§ TASK BRIEF:
Please repeat every entry that follows, keeping each one exactly the same.

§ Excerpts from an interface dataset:
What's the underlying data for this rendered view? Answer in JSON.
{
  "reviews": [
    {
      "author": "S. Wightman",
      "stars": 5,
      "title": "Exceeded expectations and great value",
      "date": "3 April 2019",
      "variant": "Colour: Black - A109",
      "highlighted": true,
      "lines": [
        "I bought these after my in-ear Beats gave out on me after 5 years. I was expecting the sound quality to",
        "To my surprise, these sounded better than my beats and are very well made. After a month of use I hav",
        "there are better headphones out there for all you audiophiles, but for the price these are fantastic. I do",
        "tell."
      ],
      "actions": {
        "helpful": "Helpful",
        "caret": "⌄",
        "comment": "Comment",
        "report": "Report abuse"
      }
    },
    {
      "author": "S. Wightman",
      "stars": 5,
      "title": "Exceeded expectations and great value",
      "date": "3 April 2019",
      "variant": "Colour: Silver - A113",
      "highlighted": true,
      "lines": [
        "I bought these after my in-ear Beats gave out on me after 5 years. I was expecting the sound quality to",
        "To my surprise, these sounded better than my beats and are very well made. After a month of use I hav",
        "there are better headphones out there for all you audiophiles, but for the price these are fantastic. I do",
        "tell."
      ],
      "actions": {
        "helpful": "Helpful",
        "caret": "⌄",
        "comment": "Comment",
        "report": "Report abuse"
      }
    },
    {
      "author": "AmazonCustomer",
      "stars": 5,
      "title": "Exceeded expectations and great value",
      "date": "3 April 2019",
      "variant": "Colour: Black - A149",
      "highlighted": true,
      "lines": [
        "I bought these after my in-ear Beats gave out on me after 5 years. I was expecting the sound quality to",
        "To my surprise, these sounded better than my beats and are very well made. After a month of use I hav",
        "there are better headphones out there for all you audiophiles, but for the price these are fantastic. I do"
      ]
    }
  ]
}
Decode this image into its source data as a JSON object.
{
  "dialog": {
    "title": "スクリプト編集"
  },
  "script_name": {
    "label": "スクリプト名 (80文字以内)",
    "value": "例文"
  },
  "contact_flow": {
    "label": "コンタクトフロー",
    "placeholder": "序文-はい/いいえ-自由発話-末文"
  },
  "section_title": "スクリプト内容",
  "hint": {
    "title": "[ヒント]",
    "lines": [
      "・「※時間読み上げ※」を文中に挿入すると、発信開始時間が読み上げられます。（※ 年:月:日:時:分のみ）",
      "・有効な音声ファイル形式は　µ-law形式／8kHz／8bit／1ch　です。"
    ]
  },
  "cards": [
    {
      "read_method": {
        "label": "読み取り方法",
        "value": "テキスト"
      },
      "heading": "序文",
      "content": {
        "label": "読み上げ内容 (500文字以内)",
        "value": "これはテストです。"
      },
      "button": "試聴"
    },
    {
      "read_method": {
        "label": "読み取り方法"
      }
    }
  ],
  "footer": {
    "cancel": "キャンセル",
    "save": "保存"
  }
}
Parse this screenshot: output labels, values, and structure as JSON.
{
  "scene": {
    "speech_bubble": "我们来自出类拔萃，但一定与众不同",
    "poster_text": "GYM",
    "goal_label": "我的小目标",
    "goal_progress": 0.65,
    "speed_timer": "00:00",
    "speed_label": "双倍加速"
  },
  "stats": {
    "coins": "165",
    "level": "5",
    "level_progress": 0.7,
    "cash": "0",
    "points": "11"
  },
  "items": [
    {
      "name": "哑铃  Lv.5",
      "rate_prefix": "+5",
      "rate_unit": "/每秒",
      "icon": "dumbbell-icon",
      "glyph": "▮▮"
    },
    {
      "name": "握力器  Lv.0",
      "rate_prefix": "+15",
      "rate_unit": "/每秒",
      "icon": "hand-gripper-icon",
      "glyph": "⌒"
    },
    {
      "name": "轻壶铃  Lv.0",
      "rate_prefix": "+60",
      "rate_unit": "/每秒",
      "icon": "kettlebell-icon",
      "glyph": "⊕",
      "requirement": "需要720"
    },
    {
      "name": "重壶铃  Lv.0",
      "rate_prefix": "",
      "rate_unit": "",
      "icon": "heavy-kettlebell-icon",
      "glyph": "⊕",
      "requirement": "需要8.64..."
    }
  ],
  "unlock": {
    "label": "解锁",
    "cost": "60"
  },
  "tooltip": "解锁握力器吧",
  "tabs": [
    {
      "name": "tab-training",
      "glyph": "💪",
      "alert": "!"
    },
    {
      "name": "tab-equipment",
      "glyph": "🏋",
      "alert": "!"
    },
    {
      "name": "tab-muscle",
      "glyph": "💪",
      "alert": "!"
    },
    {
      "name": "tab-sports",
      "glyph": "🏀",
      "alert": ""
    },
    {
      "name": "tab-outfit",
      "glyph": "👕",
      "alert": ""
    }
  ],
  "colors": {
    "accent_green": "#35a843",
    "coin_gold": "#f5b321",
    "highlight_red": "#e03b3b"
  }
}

§ SOLUTION FOR THIS PROBLEM:
What's the underlying data for this rendered view? Answer in JSON.
{
  "reviews": [
    {
      "author": "S. Wightman",
      "stars": 5,
      "title": "Exceeded expectations and great value",
      "date": "3 April 2019",
      "variant": "Colour: Black - A109",
      "highlighted": true,
      "lines": [
        "I bought these after my in-ear Beats gave out on me after 5 years. I was expecting the sound quality to",
        "To my surprise, these sounded better than my beats and are very well made. After a month of use I hav",
        "there are better headphones out there for all you audiophiles, but for the price these are fantastic. I do",
        "tell."
      ],
      "actions": {
        "helpful": "Helpful",
        "caret": "⌄",
        "comment": "Comment",
        "report": "Report abuse"
      }
    },
    {
      "author": "S. Wightman",
      "stars": 5,
      "title": "Exceeded expectations and great value",
      "date": "3 April 2019",
      "variant": "Colour: Silver - A113",
      "highlighted": true,
      "lines": [
        "I bought these after my in-ear Beats gave out on me after 5 years. I was expecting the sound quality to",
        "To my surprise, these sounded better than my beats and are very well made. After a month of use I hav",
        "there are better headphones out there for all you audiophiles, but for the price these are fantastic. I do",
        "tell."
      ],
      "actions": {
        "helpful": "Helpful",
        "caret": "⌄",
        "comment": "Comment",
        "report": "Report abuse"
      }
    },
    {
      "author": "AmazonCustomer",
      "stars": 5,
      "title": "Exceeded expectations and great value",
      "date": "3 April 2019",
      "variant": "Colour: Black - A149",
      "highlighted": true,
      "lines": [
        "I bought these after my in-ear Beats gave out on me after 5 years. I was expecting the sound quality to",
        "To my surprise, these sounded better than my beats and are very well made. After a month of use I hav",
        "there are better headphones out there for all you audiophiles, but for the price these are fantastic. I do"
      ]
    }
  ]
}
Decode this image into its source data as a JSON object.
{
  "dialog": {
    "title": "スクリプト編集"
  },
  "script_name": {
    "label": "スクリプト名 (80文字以内)",
    "value": "例文"
  },
  "contact_flow": {
    "label": "コンタクトフロー",
    "placeholder": "序文-はい/いいえ-自由発話-末文"
  },
  "section_title": "スクリプト内容",
  "hint": {
    "title": "[ヒント]",
    "lines": [
      "・「※時間読み上げ※」を文中に挿入すると、発信開始時間が読み上げられます。（※ 年:月:日:時:分のみ）",
      "・有効な音声ファイル形式は　µ-law形式／8kHz／8bit／1ch　です。"
    ]
  },
  "cards": [
    {
      "read_method": {
        "label": "読み取り方法",
        "value": "テキスト"
      },
      "heading": "序文",
      "content": {
        "label": "読み上げ内容 (500文字以内)",
        "value": "これはテストです。"
      },
      "button": "試聴"
    },
    {
      "read_method": {
        "label": "読み取り方法"
      }
    }
  ],
  "footer": {
    "cancel": "キャンセル",
    "save": "保存"
  }
}
Parse this screenshot: output labels, values, and structure as JSON.
{
  "scene": {
    "speech_bubble": "我们来自出类拔萃，但一定与众不同",
    "poster_text": "GYM",
    "goal_label": "我的小目标",
    "goal_progress": 0.65,
    "speed_timer": "00:00",
    "speed_label": "双倍加速"
  },
  "stats": {
    "coins": "165",
    "level": "5",
    "level_progress": 0.7,
    "cash": "0",
    "points": "11"
  },
  "items": [
    {
      "name": "哑铃  Lv.5",
      "rate_prefix": "+5",
      "rate_unit": "/每秒",
      "icon": "dumbbell-icon",
      "glyph": "▮▮"
    },
    {
      "name": "握力器  Lv.0",
      "rate_prefix": "+15",
      "rate_unit": "/每秒",
      "icon": "hand-gripper-icon",
      "glyph": "⌒"
    },
    {
      "name": "轻壶铃  Lv.0",
      "rate_prefix": "+60",
      "rate_unit": "/每秒",
      "icon": "kettlebell-icon",
      "glyph": "⊕",
      "requirement": "需要720"
    },
    {
      "name": "重壶铃  Lv.0",
      "rate_prefix": "",
      "rate_unit": "",
      "icon": "heavy-kettlebell-icon",
      "glyph": "⊕",
      "requirement": "需要8.64..."
    }
  ],
  "unlock": {
    "label": "解锁",
    "cost": "60"
  },
  "tooltip": "解锁握力器吧",
  "tabs": [
    {
      "name": "tab-training",
      "glyph": "💪",
      "alert": "!"
    },
    {
      "name": "tab-equipment",
      "glyph": "🏋",
      "alert": "!"
    },
    {
      "name": "tab-muscle",
      "glyph": "💪",
      "alert": "!"
    },
    {
      "name": "tab-sports",
      "glyph": "🏀",
      "alert": ""
    },
    {
      "name": "tab-outfit",
      "glyph": "👕",
      "alert": ""
    }
  ],
  "colors": {
    "accent_green": "#35a843",
    "coin_gold": "#f5b321",
    "highlight_red": "#e03b3b"
  }
}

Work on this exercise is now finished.